■ **INFORMATION SUPPLIED**:
● ● ●

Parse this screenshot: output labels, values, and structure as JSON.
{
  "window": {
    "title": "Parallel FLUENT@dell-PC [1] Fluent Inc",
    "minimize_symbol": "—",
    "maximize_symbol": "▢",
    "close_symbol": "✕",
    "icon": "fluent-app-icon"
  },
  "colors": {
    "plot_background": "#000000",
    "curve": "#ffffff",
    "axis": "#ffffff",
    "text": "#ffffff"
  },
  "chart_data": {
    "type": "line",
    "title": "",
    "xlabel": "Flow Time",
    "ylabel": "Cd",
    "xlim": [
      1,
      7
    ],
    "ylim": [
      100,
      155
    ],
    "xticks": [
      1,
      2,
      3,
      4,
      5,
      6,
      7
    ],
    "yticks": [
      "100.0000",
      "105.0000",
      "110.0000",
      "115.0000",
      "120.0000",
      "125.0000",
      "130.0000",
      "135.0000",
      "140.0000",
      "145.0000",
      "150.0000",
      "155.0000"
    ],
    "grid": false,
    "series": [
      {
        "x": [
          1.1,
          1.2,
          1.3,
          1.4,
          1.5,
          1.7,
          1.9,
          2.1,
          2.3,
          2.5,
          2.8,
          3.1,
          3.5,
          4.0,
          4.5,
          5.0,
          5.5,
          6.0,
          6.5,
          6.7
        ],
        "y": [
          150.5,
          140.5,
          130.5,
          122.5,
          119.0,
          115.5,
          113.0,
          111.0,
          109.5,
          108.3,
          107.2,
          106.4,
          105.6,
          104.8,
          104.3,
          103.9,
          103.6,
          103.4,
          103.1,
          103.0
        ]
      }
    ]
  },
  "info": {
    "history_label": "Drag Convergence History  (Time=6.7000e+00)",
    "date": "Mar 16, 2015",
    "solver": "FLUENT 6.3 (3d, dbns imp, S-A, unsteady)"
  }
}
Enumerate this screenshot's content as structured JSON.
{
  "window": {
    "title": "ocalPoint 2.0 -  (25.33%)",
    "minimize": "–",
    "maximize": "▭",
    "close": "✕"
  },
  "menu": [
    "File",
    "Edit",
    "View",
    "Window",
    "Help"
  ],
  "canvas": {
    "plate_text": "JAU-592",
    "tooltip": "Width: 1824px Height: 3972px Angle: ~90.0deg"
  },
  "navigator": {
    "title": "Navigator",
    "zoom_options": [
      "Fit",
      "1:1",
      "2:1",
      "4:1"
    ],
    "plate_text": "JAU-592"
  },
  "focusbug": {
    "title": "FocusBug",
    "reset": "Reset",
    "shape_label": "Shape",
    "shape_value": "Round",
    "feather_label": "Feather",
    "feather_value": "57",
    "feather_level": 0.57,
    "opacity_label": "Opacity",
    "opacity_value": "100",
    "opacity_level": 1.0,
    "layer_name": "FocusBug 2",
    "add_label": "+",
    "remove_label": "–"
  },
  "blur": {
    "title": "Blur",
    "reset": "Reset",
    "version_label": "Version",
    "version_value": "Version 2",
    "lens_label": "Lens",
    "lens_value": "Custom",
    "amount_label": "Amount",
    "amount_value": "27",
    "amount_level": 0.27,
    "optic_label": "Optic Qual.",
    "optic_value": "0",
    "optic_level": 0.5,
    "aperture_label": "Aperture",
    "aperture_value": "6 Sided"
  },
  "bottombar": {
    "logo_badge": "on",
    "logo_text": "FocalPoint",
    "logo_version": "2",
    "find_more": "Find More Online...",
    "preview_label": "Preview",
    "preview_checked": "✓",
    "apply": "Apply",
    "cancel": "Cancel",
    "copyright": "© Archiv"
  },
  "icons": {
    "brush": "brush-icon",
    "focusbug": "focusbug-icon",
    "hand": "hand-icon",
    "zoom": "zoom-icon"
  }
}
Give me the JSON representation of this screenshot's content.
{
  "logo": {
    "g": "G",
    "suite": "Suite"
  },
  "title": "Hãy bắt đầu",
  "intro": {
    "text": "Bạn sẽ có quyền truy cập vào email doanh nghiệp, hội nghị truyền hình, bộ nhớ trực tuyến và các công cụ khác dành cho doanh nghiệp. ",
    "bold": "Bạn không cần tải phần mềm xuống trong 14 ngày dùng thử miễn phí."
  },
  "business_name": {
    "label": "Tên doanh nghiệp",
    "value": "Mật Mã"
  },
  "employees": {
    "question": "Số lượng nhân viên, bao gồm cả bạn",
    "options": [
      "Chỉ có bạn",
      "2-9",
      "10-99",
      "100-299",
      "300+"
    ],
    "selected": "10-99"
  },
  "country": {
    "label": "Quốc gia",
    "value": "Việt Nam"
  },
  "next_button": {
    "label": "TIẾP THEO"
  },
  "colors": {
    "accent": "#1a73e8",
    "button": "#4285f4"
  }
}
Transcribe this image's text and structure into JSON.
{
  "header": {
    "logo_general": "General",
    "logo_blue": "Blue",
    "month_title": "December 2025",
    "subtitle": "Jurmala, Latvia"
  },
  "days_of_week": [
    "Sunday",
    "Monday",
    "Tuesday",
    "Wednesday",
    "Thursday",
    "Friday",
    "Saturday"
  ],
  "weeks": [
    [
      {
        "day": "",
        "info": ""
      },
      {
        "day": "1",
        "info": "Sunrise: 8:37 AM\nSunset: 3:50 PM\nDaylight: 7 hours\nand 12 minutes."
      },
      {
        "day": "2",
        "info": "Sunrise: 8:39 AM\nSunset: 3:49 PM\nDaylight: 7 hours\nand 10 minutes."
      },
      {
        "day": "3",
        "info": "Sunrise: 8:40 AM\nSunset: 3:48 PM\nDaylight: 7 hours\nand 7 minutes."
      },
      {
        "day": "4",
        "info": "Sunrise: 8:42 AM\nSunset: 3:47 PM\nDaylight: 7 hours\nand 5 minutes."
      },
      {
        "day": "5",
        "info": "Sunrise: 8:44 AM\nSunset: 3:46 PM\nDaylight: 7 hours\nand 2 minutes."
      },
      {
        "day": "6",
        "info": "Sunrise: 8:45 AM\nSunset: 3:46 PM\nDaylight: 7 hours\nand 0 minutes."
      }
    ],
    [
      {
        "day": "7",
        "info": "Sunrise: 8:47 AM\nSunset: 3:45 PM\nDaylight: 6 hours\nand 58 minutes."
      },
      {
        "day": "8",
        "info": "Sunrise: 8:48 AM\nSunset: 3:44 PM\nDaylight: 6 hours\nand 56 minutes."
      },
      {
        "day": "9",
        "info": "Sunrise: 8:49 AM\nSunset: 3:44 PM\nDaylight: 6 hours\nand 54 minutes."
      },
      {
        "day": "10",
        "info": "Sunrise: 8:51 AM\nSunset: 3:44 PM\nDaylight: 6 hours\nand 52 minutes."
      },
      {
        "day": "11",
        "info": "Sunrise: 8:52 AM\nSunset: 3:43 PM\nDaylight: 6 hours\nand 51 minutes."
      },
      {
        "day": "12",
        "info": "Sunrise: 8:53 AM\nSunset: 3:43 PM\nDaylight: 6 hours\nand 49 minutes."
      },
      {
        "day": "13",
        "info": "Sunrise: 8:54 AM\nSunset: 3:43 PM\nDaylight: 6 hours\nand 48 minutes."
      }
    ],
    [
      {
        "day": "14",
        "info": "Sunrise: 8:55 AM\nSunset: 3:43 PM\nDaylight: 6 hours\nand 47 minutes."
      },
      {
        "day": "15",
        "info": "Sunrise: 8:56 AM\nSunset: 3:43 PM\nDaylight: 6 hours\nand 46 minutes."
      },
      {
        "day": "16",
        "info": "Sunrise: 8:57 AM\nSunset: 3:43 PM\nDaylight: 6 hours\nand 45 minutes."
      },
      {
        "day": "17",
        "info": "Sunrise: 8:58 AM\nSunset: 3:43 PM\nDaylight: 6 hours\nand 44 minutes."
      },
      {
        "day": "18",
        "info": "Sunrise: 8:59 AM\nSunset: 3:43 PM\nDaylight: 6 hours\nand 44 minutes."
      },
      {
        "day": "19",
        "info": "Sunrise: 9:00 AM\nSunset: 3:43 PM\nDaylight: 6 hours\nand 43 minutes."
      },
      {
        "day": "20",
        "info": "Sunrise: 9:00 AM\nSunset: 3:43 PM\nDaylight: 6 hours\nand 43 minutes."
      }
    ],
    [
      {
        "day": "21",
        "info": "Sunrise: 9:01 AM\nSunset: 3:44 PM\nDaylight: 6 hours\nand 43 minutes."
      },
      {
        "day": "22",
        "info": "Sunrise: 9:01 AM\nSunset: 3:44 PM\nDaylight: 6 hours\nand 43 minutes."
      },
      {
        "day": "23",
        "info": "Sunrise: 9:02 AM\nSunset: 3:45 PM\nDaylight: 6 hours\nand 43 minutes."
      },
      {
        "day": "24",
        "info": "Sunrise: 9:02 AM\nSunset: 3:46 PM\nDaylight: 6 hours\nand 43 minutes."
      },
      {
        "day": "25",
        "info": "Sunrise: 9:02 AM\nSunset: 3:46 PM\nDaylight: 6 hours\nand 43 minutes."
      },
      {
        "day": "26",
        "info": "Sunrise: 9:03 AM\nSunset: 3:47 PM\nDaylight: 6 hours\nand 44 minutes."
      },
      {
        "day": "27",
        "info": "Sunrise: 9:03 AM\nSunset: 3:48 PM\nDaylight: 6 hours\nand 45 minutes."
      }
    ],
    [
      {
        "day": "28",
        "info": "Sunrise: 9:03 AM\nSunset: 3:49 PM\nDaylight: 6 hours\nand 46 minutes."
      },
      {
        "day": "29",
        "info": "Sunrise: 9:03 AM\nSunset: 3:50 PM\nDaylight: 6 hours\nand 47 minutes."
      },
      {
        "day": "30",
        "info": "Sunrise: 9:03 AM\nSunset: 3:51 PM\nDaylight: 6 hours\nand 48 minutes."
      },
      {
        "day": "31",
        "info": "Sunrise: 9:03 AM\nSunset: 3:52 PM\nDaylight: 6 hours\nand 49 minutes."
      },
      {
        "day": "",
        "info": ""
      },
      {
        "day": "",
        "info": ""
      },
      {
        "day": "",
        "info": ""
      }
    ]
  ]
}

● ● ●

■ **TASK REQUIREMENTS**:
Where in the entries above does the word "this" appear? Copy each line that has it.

■ **TASK RESPONSE**:
Parse this screenshot: output labels, values, and structure as JSON.
Enumerate this screenshot's content as structured JSON.
Give me the JSON representation of this screenshot's content.
Transcribe this image's text and structure into JSON.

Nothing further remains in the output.